Data records section start
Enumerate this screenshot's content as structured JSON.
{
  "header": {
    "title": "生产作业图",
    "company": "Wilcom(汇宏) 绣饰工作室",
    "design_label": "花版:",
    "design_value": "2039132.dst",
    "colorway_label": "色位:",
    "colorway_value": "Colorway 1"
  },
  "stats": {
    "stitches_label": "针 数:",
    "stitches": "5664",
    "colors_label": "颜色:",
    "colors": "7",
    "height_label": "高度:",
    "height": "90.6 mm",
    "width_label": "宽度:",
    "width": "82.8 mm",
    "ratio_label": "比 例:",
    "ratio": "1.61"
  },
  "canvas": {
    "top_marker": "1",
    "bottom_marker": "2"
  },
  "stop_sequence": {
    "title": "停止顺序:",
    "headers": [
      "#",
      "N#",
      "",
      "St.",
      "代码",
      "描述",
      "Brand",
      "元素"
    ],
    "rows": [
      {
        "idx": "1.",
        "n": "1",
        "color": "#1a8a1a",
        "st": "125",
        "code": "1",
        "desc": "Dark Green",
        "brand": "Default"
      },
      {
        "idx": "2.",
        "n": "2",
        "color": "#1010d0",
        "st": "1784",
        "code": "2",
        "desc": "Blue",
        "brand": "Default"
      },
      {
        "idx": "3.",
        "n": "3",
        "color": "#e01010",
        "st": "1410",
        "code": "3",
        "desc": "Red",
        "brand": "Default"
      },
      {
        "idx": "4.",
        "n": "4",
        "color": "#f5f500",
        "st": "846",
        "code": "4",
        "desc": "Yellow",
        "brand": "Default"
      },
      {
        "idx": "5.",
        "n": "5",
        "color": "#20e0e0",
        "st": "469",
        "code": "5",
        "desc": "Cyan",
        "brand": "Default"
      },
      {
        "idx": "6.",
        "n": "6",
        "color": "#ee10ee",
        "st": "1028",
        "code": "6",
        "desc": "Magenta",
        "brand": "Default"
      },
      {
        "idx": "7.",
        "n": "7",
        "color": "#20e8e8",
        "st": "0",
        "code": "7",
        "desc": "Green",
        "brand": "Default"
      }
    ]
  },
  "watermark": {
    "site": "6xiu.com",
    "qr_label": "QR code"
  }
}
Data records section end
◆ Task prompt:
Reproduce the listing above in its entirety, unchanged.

◆ Response for this exercise:
Enumerate this screenshot's content as structured JSON.
{
  "header": {
    "title": "生产作业图",
    "company": "Wilcom(汇宏) 绣饰工作室",
    "design_label": "花版:",
    "design_value": "2039132.dst",
    "colorway_label": "色位:",
    "colorway_value": "Colorway 1"
  },
  "stats": {
    "stitches_label": "针 数:",
    "stitches": "5664",
    "colors_label": "颜色:",
    "colors": "7",
    "height_label": "高度:",
    "height": "90.6 mm",
    "width_label": "宽度:",
    "width": "82.8 mm",
    "ratio_label": "比 例:",
    "ratio": "1.61"
  },
  "canvas": {
    "top_marker": "1",
    "bottom_marker": "2"
  },
  "stop_sequence": {
    "title": "停止顺序:",
    "headers": [
      "#",
      "N#",
      "",
      "St.",
      "代码",
      "描述",
      "Brand",
      "元素"
    ],
    "rows": [
      {
        "idx": "1.",
        "n": "1",
        "color": "#1a8a1a",
        "st": "125",
        "code": "1",
        "desc": "Dark Green",
        "brand": "Default"
      },
      {
        "idx": "2.",
        "n": "2",
        "color": "#1010d0",
        "st": "1784",
        "code": "2",
        "desc": "Blue",
        "brand": "Default"
      },
      {
        "idx": "3.",
        "n": "3",
        "color": "#e01010",
        "st": "1410",
        "code": "3",
        "desc": "Red",
        "brand": "Default"
      },
      {
        "idx": "4.",
        "n": "4",
        "color": "#f5f500",
        "st": "846",
        "code": "4",
        "desc": "Yellow",
        "brand": "Default"
      },
      {
        "idx": "5.",
        "n": "5",
        "color": "#20e0e0",
        "st": "469",
        "code": "5",
        "desc": "Cyan",
        "brand": "Default"
      },
      {
        "idx": "6.",
        "n": "6",
        "color": "#ee10ee",
        "st": "1028",
        "code": "6",
        "desc": "Magenta",
        "brand": "Default"
      },
      {
        "idx": "7.",
        "n": "7",
        "color": "#20e8e8",
        "st": "0",
        "code": "7",
        "desc": "Green",
        "brand": "Default"
      }
    ]
  },
  "watermark": {
    "site": "6xiu.com",
    "qr_label": "QR code"
  }
}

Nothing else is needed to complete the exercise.